Requirement
Pull every line holding the word "alphabet" from the data below and copy it.

The input: Begin

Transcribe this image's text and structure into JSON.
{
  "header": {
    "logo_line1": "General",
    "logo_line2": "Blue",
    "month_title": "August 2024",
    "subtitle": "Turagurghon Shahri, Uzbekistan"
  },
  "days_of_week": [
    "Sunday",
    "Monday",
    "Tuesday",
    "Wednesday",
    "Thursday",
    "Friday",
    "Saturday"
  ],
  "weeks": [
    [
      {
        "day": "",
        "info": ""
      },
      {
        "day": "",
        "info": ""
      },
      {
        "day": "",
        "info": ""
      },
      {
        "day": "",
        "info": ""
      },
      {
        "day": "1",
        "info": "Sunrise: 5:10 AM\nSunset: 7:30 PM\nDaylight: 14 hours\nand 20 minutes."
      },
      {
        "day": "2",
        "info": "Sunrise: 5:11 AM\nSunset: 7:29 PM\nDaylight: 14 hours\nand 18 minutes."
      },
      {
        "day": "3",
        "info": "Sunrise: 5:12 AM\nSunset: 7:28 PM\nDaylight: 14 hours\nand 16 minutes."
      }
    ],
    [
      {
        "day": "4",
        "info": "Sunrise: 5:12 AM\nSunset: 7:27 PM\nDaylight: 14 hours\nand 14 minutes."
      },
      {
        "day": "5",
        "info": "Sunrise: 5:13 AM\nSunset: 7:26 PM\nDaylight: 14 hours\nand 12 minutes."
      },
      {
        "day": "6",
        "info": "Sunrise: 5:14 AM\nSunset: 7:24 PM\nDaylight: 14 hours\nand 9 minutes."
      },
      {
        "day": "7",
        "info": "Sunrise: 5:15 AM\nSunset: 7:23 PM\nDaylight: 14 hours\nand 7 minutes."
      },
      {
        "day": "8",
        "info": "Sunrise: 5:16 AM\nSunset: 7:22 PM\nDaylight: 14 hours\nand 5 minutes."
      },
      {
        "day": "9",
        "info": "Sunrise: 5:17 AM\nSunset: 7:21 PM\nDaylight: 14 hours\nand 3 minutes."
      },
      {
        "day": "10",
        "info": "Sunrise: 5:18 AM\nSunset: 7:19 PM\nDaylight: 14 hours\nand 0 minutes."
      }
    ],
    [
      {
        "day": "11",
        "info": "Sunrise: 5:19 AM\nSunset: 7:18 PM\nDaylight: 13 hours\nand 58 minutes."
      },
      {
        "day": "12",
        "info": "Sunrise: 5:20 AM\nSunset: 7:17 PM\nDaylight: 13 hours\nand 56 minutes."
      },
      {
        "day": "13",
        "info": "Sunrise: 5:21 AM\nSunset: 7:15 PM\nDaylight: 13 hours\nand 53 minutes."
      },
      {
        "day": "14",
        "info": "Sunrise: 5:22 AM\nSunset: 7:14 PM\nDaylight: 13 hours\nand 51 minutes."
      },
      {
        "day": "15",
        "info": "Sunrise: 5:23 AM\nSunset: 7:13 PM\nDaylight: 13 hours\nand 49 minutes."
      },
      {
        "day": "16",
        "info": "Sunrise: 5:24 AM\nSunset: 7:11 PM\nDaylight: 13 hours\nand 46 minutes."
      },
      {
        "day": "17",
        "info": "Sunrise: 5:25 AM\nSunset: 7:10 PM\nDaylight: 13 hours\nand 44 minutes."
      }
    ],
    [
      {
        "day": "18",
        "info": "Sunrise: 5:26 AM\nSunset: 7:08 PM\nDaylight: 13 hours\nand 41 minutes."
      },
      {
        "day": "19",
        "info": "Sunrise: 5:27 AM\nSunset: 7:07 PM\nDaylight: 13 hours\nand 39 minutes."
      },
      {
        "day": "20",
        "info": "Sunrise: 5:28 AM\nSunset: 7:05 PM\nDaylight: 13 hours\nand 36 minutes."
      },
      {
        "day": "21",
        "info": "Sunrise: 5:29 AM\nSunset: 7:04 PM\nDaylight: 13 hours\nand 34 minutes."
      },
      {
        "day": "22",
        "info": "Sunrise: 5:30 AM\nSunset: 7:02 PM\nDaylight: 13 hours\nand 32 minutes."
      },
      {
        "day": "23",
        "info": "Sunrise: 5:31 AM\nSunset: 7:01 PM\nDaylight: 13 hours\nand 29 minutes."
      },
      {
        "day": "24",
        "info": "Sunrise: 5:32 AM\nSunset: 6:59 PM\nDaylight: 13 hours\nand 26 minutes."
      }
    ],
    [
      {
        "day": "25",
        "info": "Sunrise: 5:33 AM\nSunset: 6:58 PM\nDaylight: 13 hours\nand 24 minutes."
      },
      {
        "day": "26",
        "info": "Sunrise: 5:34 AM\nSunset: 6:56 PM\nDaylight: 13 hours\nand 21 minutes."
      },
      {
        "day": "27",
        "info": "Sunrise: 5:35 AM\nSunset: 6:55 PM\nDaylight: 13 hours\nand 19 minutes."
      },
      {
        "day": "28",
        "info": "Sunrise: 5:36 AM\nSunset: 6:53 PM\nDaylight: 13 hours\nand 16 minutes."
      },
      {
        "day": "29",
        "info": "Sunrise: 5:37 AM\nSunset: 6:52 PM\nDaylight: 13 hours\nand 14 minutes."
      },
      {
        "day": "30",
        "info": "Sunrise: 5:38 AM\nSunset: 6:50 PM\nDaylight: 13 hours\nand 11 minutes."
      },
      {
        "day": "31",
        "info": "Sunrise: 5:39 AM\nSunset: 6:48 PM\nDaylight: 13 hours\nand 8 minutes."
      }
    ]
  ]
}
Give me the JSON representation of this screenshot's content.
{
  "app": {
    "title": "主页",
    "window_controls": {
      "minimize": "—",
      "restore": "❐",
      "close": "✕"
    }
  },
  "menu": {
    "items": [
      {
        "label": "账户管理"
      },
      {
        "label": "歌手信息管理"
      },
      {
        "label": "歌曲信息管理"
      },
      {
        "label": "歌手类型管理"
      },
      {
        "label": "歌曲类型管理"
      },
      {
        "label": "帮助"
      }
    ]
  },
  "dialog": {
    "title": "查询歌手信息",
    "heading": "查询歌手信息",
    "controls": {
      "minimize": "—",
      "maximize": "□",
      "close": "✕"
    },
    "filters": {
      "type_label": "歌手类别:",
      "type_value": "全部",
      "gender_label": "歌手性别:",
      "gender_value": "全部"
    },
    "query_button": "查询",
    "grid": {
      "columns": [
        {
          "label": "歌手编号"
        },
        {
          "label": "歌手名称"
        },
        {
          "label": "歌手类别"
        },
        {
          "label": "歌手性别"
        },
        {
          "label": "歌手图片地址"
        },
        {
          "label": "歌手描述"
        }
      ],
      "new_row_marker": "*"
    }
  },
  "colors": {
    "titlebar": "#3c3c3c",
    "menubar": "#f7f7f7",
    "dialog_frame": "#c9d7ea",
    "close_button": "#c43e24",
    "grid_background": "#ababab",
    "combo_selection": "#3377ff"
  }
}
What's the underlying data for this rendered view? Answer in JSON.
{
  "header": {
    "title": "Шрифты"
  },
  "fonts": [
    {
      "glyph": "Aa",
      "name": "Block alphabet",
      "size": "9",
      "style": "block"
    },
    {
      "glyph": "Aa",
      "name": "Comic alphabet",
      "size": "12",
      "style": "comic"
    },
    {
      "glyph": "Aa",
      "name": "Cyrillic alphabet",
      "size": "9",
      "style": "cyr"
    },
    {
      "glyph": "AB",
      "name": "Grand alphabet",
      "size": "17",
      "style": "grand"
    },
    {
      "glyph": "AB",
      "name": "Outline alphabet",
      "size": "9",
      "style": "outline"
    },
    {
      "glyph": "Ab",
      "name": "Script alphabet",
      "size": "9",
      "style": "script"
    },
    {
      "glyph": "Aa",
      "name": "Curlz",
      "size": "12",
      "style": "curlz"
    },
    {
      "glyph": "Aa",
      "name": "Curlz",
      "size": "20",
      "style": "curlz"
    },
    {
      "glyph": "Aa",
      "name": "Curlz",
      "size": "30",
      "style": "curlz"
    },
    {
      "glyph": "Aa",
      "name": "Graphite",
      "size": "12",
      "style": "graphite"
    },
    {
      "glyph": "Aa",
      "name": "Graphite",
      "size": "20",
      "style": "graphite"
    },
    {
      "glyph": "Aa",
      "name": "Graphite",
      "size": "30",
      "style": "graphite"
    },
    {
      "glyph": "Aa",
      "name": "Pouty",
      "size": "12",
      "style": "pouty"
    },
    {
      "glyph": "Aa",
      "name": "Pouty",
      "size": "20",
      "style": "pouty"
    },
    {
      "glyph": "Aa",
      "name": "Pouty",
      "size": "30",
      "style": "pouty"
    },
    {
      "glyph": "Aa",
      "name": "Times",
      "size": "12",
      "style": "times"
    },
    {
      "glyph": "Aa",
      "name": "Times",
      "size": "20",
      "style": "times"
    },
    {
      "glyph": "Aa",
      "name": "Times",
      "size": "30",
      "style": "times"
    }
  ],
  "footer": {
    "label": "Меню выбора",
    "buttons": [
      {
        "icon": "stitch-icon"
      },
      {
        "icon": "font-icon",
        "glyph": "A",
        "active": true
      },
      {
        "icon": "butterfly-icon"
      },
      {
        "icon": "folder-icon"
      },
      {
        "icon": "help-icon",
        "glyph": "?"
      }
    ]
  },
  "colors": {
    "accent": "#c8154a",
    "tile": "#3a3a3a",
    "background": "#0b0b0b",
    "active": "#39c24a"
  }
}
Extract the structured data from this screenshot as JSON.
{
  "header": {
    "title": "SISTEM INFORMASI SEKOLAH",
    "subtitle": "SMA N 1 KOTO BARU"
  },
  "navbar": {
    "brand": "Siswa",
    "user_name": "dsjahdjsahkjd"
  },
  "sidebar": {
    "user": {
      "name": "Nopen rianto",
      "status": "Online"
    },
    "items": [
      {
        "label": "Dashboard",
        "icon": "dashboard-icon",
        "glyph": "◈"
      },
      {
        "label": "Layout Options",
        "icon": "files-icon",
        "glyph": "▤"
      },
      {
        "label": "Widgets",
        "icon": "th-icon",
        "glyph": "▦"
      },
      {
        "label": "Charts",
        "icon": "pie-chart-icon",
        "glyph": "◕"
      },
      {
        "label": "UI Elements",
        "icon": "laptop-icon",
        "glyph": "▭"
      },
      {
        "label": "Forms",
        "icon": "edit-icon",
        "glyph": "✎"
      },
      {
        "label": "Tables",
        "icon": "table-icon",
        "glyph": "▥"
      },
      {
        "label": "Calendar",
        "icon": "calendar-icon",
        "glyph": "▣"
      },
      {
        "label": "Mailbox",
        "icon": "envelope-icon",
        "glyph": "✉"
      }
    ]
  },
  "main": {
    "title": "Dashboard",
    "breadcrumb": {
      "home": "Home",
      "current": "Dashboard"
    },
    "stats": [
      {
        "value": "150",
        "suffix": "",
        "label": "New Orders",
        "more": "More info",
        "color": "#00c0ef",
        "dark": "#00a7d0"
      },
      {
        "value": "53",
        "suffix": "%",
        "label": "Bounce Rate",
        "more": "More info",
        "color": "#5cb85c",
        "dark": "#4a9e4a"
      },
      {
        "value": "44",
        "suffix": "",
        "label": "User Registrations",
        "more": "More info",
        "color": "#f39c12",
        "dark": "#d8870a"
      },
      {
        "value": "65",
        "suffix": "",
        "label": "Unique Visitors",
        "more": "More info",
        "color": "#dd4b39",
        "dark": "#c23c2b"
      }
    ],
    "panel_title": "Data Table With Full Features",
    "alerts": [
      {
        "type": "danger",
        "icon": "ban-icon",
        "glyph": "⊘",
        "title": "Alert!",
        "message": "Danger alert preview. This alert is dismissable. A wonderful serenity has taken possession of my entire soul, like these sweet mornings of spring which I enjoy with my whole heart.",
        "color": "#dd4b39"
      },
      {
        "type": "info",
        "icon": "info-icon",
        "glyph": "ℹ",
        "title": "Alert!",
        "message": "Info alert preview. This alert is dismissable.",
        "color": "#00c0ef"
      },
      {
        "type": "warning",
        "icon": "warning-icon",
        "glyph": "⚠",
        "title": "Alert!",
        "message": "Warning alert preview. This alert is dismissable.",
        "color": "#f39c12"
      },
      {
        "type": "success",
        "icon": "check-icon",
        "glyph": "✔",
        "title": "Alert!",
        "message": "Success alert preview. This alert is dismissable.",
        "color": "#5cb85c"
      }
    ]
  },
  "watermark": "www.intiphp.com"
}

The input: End

Solution to this problem
      "name": "Block alphabet",
      "name": "Comic alphabet",
      "name": "Cyrillic alphabet",
      "name": "Grand alphabet",
      "name": "Outline alphabet",
      "name": "Script alphabet",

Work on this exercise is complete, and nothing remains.